This type of upload cannot be handled simply by changing
'php.ini' configs - we require a more flexible solution. It seems that online services that handle this kind of large-file upload all use the same 2-sided strategy:
Server Side: there is a server-side script that receives the incoming POST requests with the file parts, reassembles them and checks the file integrity.
I was wondering whether anyone has used - or has developed - such a solution, and how much Kirby’s undocumented ‘upload class’ can help. Any help would be greatly appreciated, as I can see this is looking like a mammoth task, which may prevent me from taking on the project…
I have two suggestions:
1.) Instead of having the user upload the file directly, have them upload a link to google drive or dropbox where the system can then download the file.
2.) Have them SFTP the file directly into the content directory.

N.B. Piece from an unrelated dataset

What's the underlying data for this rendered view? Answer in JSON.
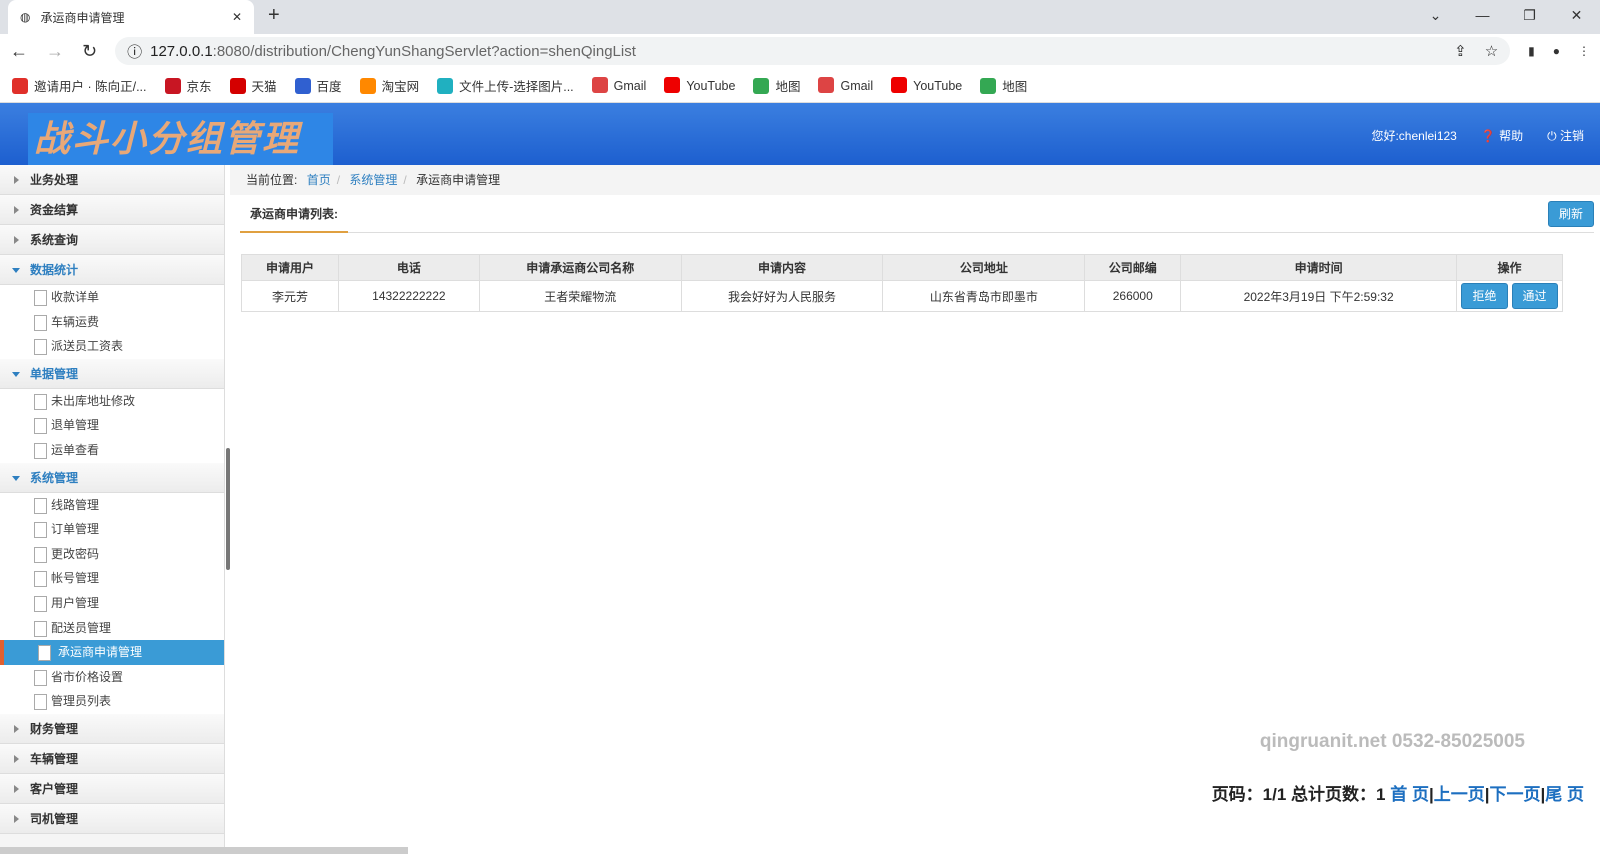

I’m unsure why you think adjusting the PHP and webserver allowed upload size (and timeouts) isn’t sufficient. I don’t understand the comment about requiring more flexibility. Webservers routinely serve and receive files over 200MB in size.
In any case, there is no need to do checksums on transmitting files when using TCP. TCP includes checksums in the transmission to protect against corruption.
@mrunkel thank you for the input. Let me clarify some points. The solution has to enable the client to upload files directly through their website - no S/FTP or third-party services like Dropbox. The site will initially be hosted on a shared host, so tweaking all the necessary php.ini configurations in order to accept 200Mb uploads is unfortunately out of the question.
If we google ‘chunk upload’, we will see that there have been many techniques developed over the last 10 years for splitting large files and sending them via http, and then re-assembling on the server. What my short research seems to show, however, is that while the individual pieces do mostly arrive ‘in order’, there are a number of issues that can arise when re-assembling the file - such as not all pieces actually having arrived, or the server-side code assembling them in the wrong sequence. So, many developers seem to suggest that it’s a good idea to get a checksum of the large file before splitting, and compare it with a checksum of the assembled result in the end - nothing to do with the TCP checks for each individual segment.
There may be different techniques for accomplishing this, and I’m certainly happy to hear any suggestions anyone might have.